Oldest known mosses discovered in Mississippian (late Visean) strata of Germany

Maren Hübers and Hans Kerp, Forschungsstelle für Paläobotanik, Institut für Geologie und Paläontologie, Westfälische Wilhelms-Universität Münster, Schlossplatz 9,48143 Münster, Germany. Posted online 15 June 2012; doi: 10.1130/G33122.1.

Today bryophytes, with about 20,000 species of hornworts, liverworts, and mosses, are the most diverse group of non-vascular land plants. Mosses are important constituents of terrestrial ecosystems, from the tropics to the high latitudes. In many modern wetland ecosystems, mosses play a major role in nutrient cycling and water storage. Molecular clock data indicate that mosses appeared before the first vascular land plants, but their fossil record is extremely poor. Carboniferous wetland environments, with their unequaled accumulation of plant biomass, likely provided ideal habitats for mosses. Coal floras have been studied in great detail, but the fossil record of Carboniferous mosses is remarkably meager, though it should be noted that mosses are often difficult to recognize.

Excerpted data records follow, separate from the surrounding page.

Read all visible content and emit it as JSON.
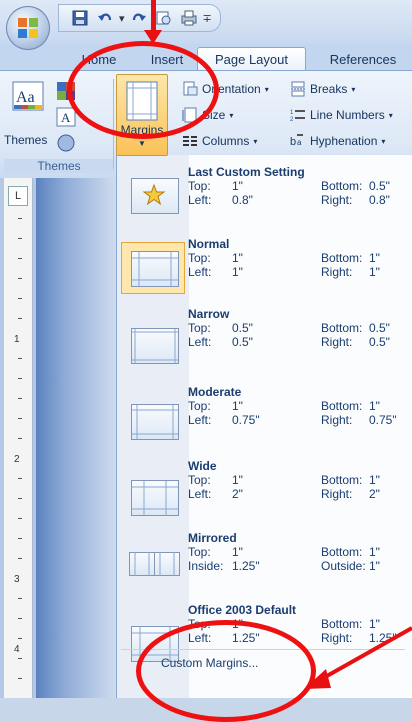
{
  "tabs": [
    "Home",
    "Insert",
    "Page Layout",
    "References"
  ],
  "ribbon": {
    "themes_label": "Themes",
    "themes_group_label": "Themes",
    "margins_label": "Margins",
    "orientation_label": "Orientation",
    "size_label": "Size",
    "columns_label": "Columns",
    "breaks_label": "Breaks",
    "line_numbers_label": "Line Numbers",
    "hyphenation_label": "Hyphenation"
  },
  "margins_menu": [
    {
      "title": "Last Custom Setting",
      "k1": "Top:",
      "v1": "1\"",
      "k2": "Bottom:",
      "v2": "0.5\"",
      "k3": "Left:",
      "v3": "0.8\"",
      "k4": "Right:",
      "v4": "0.8\""
    },
    {
      "title": "Normal",
      "k1": "Top:",
      "v1": "1\"",
      "k2": "Bottom:",
      "v2": "1\"",
      "k3": "Left:",
      "v3": "1\"",
      "k4": "Right:",
      "v4": "1\""
    },
    {
      "title": "Narrow",
      "k1": "Top:",
      "v1": "0.5\"",
      "k2": "Bottom:",
      "v2": "0.5\"",
      "k3": "Left:",
      "v3": "0.5\"",
      "k4": "Right:",
      "v4": "0.5\""
    },
    {
      "title": "Moderate",
      "k1": "Top:",
      "v1": "1\"",
      "k2": "Bottom:",
      "v2": "1\"",
      "k3": "Left:",
      "v3": "0.75\"",
      "k4": "Right:",
      "v4": "0.75\""
    },
    {
      "title": "Wide",
      "k1": "Top:",
      "v1": "1\"",
      "k2": "Bottom:",
      "v2": "1\"",
      "k3": "Left:",
      "v3": "2\"",
      "k4": "Right:",
      "v4": "2\""
    },
    {
      "title": "Mirrored",
      "k1": "Top:",
      "v1": "1\"",
      "k2": "Bottom:",
      "v2": "1\"",
      "k3": "Inside:",
      "v3": "1.25\"",
      "k4": "Outside:",
      "v4": "1\""
    },
    {
      "title": "Office 2003 Default",
      "k1": "Top:",
      "v1": "1\"",
      "k2": "Bottom:",
      "v2": "1\"",
      "k3": "Left:",
      "v3": "1.25\"",
      "k4": "Right:",
      "v4": "1.25\""
    }
  ],
  "custom_margins_label": "Custom Margins...",
  "ruler_numbers": [
    "1",
    "2",
    "3",
    "4"
  ],
  "ruler_corner": "L",
  "colors": {
    "annotation": "#ee1111",
    "selected_fill": "#fde7ad",
    "accent": "#1a3d6e"
  }
}
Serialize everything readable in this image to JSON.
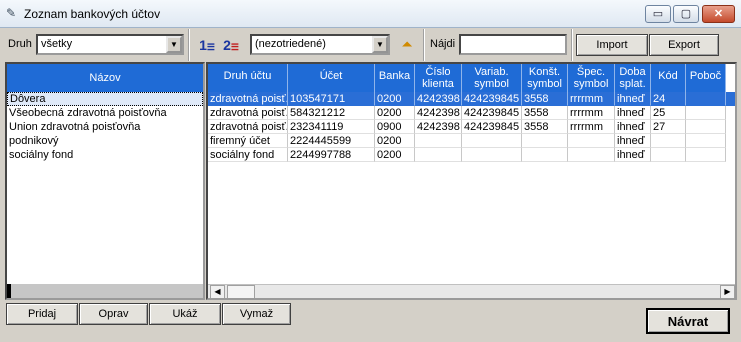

Three types of mosses showing cellular preservation have now been identified from approx. 330 million-year-old rocks from eastern Germany. These are the oldest unequivocal mosses known to date, and even though the remains are small, they demonstrate that mosses formed part of Carboniferous ecosystems. The moss fossils were obtained from organic residues after whole-rock samples had been dissolved. This method, which is now rarely used for studying Carboniferous flora, may reveal that mosses were more widespread than commonly thought.


A detailed record of shallow hydrothermal fluid flow in the Sierra Nevada magmatic arc from low-delta-18O skarn garnets

Megan E. D’Errico et al., Dept. of Geology, Trinity University, San Antonio, Texas 78212, USA. Posted online 15 June 2012; doi: 10.1130/G33008.1.

Garnet from skarns exposed at Empire Mountain, Sierra Nevada (California, USA) batholith have variable delta-18O values, including the lowest known delta-18O values of skarn garnet in North America. Such values indicate that surface-derived meteoric water was a significant component of the fluid budget of the skarn-forming hydrothermal system, which developed in response to shallow emplacement (~3.3 km) of the 109 million year old quartz diorite of Empire Mountain. Brecciation in the skarns and alteration of the Empire Mountain pluton suggests that fracture-enhanced permeability was a critical control on the depth to which surface waters penetrated to form skarns and later alter the pluton. Compared to other Sierran systems, much greater volumes of skarn rock suggest an exceptionally vigorous hydrothermal system that saw unusually high levels of decarbonation reaction progress, likely a consequence of the magma intruding relatively cold wall rocks inboard of the main locus of magmatism in the Sierran arc at that time.


The influence of a mantle plume head on the dynamics of a retreating subduction zone

Peter G. Betts et al., School of Geosciences, Monash University, Clayton, VIC 3800, Australia. Posted online 15 June 2012; doi: 10.1130/G32909.1.

Earth subduction zones are where two geological plates of the outer Earth converge and the dense ocean crust sinks into the mantle. Subduction zones form an important component of mantle convection. Mantle plumes are hot buoyant material that rises from deep in the interior of the Earth and interact with the Earth’s crust. When plumes interact with ocean crust they can form large areas of buoyant ocean floor topography. Subduction zones can migrate backward and interact with mantle plumes, causing the subduction zone to change behavior. Peter G. Betts and colleagues modeled this geological situation and have discovered that subduction zone/plume interactions can cause massive geological damage at the edges of plates. The buoyant plume head hinders subduction and causes the subduction zone to migrate forward causing intense deformation in the adjacent geological plate. The subducting oceanic plate is also damaged and large tears can form allowing the plume to migrate across plate boundaries. The Yellowstone hotspot may be an ancient example of this process.